The so-called "silent majority" spoke very loudly in Seattle on Sunday.
City residents turned out in droves for a "Back the Blue" rally outside city hall ahead of a major vote on Monday that would take funding away from the city's police department.
Videos and photographs posted to social media showed what appeared to be thousands of people outside Seattle City Hall, adorned in blue shirts and holding signs to show support for law enforcement.
Chanting “SPD” at Seattle City Hall. Huge turnout. People keep coming. https://t.co/a55htOl6FA— (((Jason Rantz))) on KTTH Radio (@(((Jason Rantz))) on KTTH Radio)1597001026.0
Large rally in support of SPD outside Seattle City Hall https://t.co/2Tddxz0lh4— Amy Moreno (@Amy Moreno)1597000740.0
Seattle resident John Balph, who said that police reforms are needed and called Black Lives Matter "a very worthy movement," said that defunding the police department is a "haphazard" prospect.
"There's bad enough news from the White House and Trump," Balph told the Seattle Times. "But it's depressing to live in Seattle right now."
"Is this the city the council wants to represent, a deserted city?" he continued. "It's not the Seattle I want to live in. But average citizens can't do anything about it. It's very frustrating."
This is the silent majority. They’re silent no more. https://t.co/15DwhGoiC4— (((Jason Rantz))) on KTTH Radio (@(((Jason Rantz))) on KTTH Radio)1597001033.0
The pro-police rally came ahead of a controversial vote by the Seattle City Council that will likely slash a significant portion of the Seattle Police Department's budget — although the cuts will not amount to 50%, a number that anti-police advocates had sought.
"We are going forward together on a grand social experiment. We will have a smaller police department than we did for 2019," attorney Scott Lindsay, a former city official, told KOMO-TV.

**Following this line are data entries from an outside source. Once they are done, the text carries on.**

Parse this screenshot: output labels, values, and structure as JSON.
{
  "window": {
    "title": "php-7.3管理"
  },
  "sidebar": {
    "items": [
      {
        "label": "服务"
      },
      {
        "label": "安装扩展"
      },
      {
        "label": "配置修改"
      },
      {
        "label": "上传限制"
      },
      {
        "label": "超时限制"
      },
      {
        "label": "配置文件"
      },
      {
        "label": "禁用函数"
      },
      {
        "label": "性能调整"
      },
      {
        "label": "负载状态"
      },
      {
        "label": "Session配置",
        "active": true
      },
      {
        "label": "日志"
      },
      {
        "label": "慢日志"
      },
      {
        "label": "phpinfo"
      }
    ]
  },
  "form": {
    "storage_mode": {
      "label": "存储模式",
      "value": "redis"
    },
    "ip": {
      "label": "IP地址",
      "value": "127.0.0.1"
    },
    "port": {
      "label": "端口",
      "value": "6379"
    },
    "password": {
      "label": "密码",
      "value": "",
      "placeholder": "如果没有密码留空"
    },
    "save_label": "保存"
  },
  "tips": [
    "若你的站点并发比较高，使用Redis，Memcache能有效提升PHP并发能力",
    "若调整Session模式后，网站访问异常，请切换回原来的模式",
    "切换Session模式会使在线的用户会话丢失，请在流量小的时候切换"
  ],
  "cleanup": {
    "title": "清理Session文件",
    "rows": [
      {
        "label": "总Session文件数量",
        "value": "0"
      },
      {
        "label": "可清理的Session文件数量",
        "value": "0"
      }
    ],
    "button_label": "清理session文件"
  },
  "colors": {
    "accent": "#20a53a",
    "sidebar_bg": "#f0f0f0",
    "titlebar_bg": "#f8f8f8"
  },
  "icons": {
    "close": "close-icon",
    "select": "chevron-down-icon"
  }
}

The vote comes after the city council has already made significant cuts to the police department, targeting the SWAT team, the mounted division, the harbor division, and the Navigation Team," a division of the police department dedicated to handling homeless people.
Pro-police demonstrators who protested the inevitable police budget cuts said that just because law enforcement reform is needed, that does not mean police budgets should be cut.

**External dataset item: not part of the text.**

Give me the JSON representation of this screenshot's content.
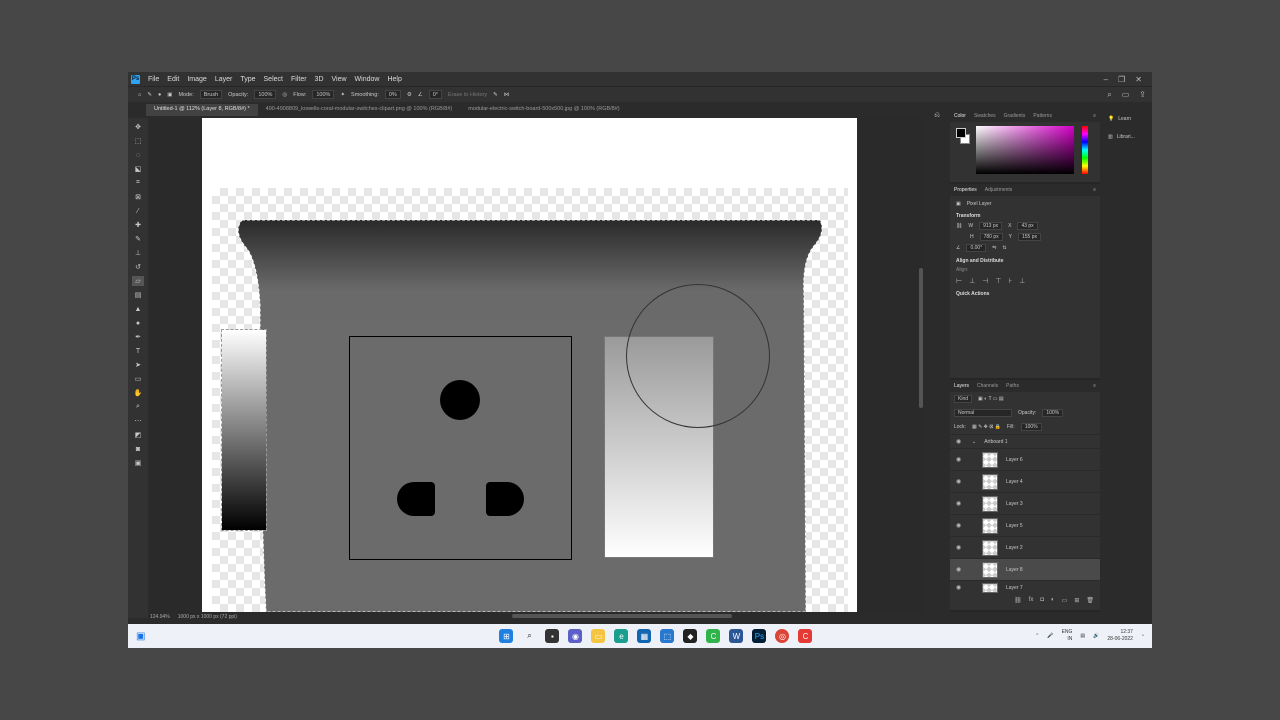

"Just because we need more social programs does not mean we need to defund the SPD. We can have both. We can fund the SPD, fund crime protection and fund law enforcement," a woman told KOMO.
Counterprotesters, including Antifa, showed up on Sunday, but the demonstration remained largely peaceful, according to the Times, with the exception of a small fight.